■ TASK DIRECTIONS
How many lines in these records include the string "date"? Reply with that number alone.

********************

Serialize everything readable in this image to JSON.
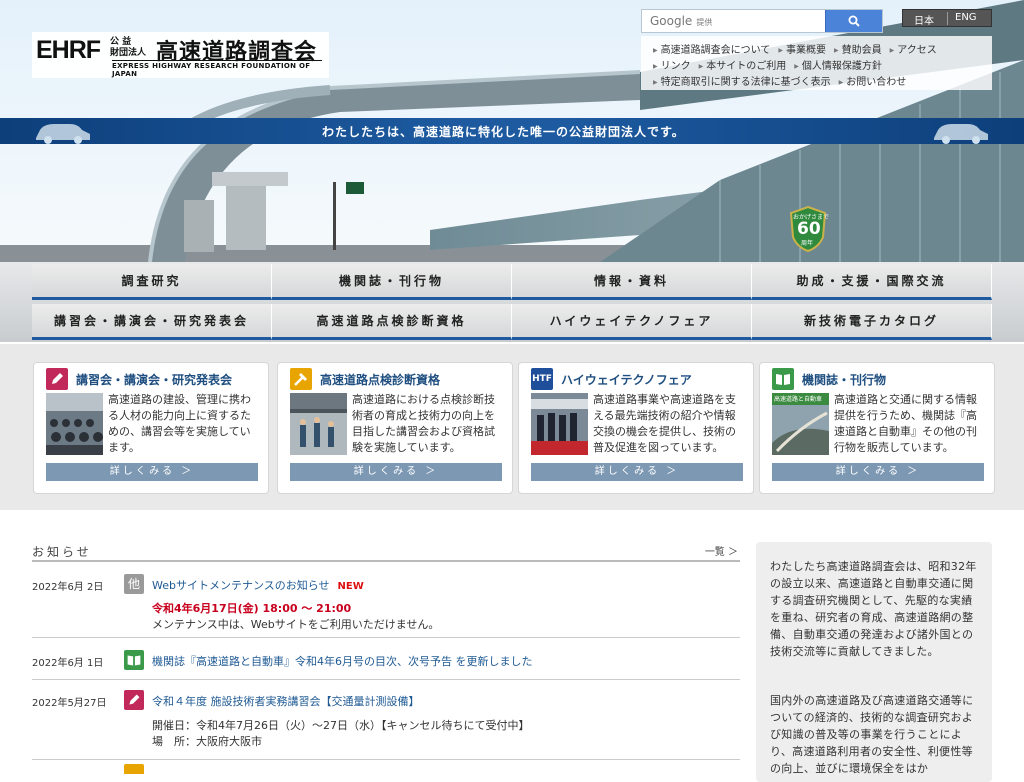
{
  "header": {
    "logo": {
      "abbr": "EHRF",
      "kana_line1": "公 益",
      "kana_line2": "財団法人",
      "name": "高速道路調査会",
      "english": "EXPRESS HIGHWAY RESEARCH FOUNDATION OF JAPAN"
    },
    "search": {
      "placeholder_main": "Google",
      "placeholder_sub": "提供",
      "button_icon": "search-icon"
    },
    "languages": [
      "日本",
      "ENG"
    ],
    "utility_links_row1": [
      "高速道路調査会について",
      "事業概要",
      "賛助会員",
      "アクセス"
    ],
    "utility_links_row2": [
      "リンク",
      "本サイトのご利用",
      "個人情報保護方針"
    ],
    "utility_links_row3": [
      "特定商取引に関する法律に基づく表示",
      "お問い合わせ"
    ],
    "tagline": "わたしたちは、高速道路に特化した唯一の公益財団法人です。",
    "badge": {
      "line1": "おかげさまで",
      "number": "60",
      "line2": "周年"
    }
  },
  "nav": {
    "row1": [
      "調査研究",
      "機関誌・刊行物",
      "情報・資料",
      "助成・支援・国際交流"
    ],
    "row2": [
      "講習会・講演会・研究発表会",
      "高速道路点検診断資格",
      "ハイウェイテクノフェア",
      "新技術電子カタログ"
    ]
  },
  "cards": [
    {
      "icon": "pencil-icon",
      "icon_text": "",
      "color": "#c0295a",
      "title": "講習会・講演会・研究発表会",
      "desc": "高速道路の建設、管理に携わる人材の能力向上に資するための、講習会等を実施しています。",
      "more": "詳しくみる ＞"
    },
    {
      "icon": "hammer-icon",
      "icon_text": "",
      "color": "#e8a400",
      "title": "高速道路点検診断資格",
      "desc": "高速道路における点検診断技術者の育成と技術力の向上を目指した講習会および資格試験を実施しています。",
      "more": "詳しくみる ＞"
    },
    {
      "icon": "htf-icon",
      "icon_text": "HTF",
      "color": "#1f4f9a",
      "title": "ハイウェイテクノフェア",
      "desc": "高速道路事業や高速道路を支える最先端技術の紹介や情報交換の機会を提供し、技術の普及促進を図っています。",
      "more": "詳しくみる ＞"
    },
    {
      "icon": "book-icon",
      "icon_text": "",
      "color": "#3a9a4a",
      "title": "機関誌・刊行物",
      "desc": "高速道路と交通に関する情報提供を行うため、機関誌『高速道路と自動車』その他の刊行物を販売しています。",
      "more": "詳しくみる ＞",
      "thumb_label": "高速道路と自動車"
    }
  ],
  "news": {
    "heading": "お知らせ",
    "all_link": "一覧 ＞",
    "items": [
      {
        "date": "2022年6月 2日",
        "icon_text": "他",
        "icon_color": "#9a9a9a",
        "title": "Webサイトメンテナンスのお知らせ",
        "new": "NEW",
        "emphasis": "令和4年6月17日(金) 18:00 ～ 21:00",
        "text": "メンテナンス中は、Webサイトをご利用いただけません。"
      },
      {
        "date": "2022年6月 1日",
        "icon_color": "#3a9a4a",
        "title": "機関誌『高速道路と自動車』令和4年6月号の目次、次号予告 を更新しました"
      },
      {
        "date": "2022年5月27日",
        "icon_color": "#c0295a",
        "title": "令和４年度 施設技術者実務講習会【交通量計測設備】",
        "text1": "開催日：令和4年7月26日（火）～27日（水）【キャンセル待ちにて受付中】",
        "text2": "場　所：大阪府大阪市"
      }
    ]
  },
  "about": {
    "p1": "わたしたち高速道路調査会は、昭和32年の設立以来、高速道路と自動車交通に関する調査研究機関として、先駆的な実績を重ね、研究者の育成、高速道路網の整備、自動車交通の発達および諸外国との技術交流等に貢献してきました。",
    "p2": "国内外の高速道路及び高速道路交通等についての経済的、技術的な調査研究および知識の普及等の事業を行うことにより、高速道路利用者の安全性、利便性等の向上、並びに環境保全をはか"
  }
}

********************

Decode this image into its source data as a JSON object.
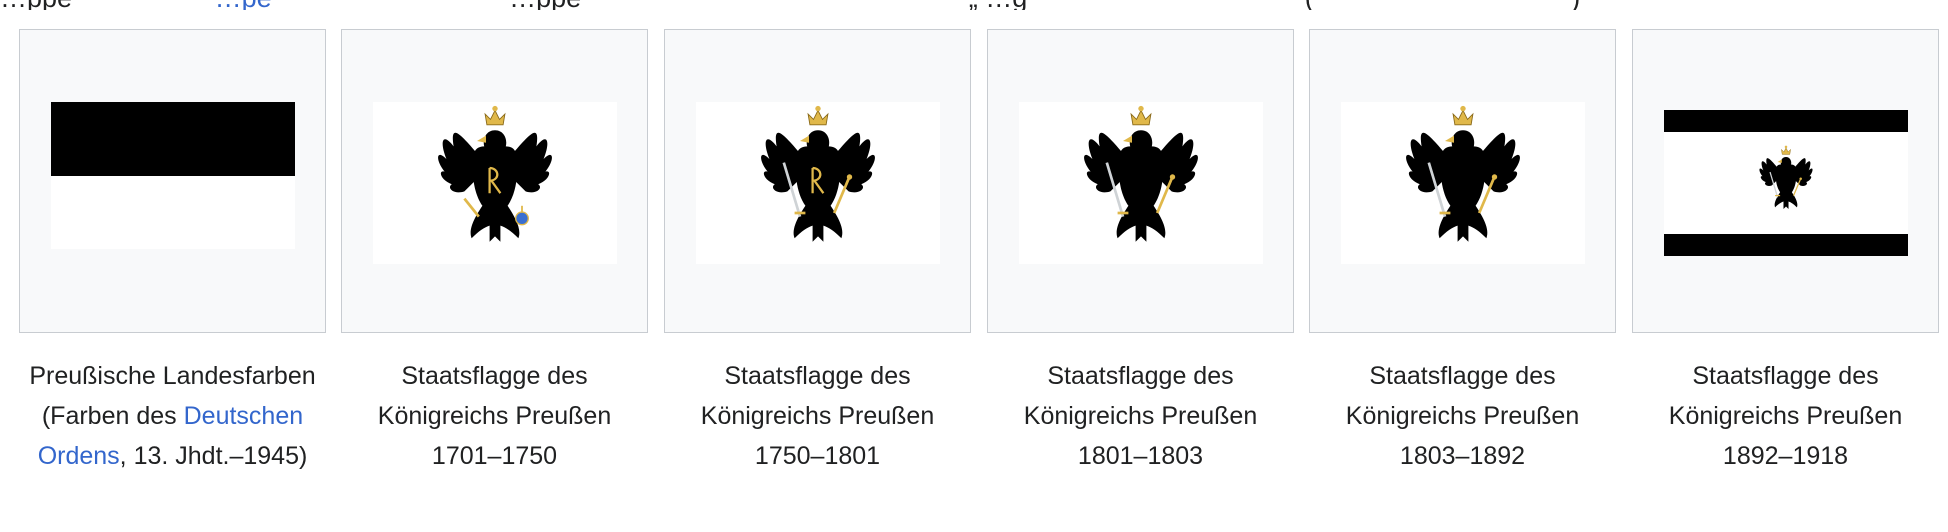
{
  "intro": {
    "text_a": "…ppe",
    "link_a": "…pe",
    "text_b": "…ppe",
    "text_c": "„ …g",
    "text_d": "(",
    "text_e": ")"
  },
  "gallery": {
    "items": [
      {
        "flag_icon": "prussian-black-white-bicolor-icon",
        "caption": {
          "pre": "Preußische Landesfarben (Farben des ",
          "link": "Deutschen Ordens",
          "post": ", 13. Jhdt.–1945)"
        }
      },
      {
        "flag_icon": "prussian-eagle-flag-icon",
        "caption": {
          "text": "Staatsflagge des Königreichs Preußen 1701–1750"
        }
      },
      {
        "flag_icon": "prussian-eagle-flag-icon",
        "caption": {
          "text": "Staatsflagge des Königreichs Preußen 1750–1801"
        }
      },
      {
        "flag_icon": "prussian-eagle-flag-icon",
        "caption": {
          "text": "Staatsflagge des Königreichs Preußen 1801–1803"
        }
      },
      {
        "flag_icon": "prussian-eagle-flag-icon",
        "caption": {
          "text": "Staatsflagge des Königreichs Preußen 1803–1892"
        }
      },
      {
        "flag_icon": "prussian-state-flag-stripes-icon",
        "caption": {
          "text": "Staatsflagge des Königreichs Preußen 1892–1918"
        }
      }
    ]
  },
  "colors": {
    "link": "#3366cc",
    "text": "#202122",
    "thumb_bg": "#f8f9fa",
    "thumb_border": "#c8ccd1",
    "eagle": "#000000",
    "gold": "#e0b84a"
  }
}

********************

■ EXPECTED ANSWER
3